Warning you in advance, this is a long response
Be prepared for a long and drawn out process, in the end it will be worth it but while you're going through it you will feel like your loosing your mind.
My Husband qualified for SSI disability last June. It was a royal pain in the butt with all the paperwork and questions. It took 5 months after the first interview with social security to get an answer. He was one of the very lucky ones who got it on the first try. About 70% of applicants get denied the first time. He has Parkinson's disease and had worked as an auto mechanic for 30 + yrs.
When you call to make the appointment they will send you a huge stack of papers to "prepare" for the initial interview.

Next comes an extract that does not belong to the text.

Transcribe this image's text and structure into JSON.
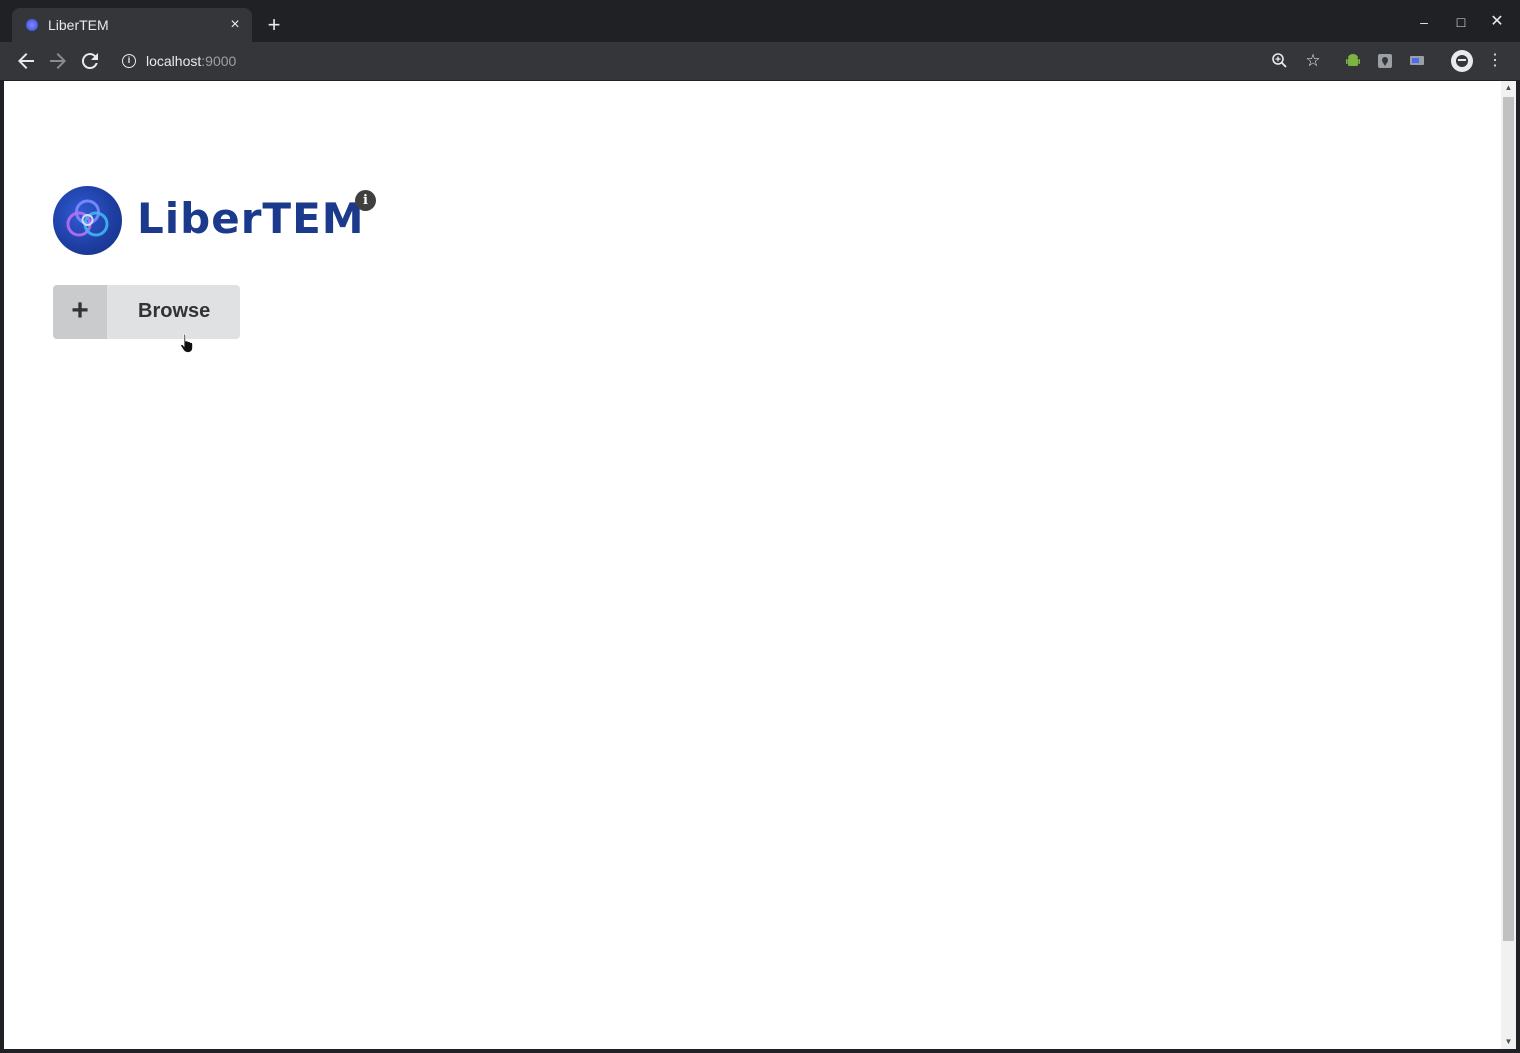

I made sure we had all our bases covered, from making sure all of his doctors knew he was going to file to keeping 100% accurate records of when and why he was seen by each MD. He had seen many specialist, Psychiatrists, Psychologists, Neurologists, Orthopedics, and of course his Primary Care. All of these Docs will be sent letters requesting your medical information and input on how you rank on the disability scale. When you go in for your interview make sure you have all your doctors names, addresses and phone numbers. Also include what medications you are on, who prescribed them and what they are for. I typed out a list, it went much quicker, the interviewer just had to enter the information into the computer.
They ask a lot of questions that you wouldn't even think of unless you have gone through the process. Such as what percentage of your day at work is spent walking/sitting/lifting etc.. How does your disease prevent you from performing your job and why (they want specifics) How much pain are you in on a scale of 1-10 ect... How far can you walk? How long can you sit? How many lbs can you lift & carry( I think you get the picture)
After the interview most of the time they will send you even more paperwork to sign, make sure you don't miss a thing and mail it directly back to them ASAP. Most of the claims are rejected because someone has forgotten to sign something. ITS MIND BLOWING to say the least.
The final step is usually an examination by an MD chosen by social security. His evaluation is probably the most important one in this process. Most of the time the MD is retired from private practice and just does SS evaluations so he absolutely is very particular about his recommendations.
We managed to go through the process without a hitch, but you have to read the fine print and above all stay organized.
I hope this has answered some of your questions, If I can be of anymore help just let me know
Take Care and good luck